Throughout the entries below, report every line where "title" is found.

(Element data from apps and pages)
▬▬▬▬▬▬▬▬▬▬

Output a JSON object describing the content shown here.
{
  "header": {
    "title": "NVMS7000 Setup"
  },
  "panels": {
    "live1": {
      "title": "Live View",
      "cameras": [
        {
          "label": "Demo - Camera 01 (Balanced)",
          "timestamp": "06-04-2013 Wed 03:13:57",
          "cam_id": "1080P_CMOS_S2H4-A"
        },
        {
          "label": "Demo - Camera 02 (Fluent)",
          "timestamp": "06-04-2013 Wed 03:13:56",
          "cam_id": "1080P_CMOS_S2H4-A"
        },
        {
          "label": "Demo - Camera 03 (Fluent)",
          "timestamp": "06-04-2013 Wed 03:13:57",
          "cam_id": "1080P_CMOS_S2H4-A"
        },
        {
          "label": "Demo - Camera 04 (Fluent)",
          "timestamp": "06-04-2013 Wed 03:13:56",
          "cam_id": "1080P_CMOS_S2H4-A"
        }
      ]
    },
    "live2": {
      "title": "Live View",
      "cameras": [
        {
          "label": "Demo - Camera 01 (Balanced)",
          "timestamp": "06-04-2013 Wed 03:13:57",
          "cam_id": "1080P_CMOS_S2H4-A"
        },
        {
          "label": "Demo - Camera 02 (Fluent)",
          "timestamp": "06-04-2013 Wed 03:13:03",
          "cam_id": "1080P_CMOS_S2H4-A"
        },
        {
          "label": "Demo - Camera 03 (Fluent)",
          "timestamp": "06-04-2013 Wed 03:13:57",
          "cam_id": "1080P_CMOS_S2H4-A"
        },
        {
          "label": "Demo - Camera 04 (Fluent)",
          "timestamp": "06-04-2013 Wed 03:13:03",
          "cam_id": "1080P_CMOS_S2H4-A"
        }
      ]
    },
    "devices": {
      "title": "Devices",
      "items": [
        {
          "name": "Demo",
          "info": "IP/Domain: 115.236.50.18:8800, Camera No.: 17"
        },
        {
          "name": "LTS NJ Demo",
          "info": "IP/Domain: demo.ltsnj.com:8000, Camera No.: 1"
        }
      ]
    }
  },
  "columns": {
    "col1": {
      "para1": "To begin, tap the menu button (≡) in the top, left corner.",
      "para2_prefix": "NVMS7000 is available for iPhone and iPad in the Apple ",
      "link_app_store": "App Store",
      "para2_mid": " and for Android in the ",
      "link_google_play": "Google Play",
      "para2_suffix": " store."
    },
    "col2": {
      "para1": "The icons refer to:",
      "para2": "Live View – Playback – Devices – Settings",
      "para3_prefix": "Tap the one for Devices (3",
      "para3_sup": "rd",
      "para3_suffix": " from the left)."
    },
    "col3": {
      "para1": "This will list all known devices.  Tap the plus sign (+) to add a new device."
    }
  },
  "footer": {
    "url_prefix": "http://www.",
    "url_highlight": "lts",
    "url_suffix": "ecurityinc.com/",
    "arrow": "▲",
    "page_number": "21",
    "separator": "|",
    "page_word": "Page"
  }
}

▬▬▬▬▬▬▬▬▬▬

## [OUTPUT]
    "title": "NVMS7000 Setup"
      "title": "Live View",
      "title": "Live View",
      "title": "Devices",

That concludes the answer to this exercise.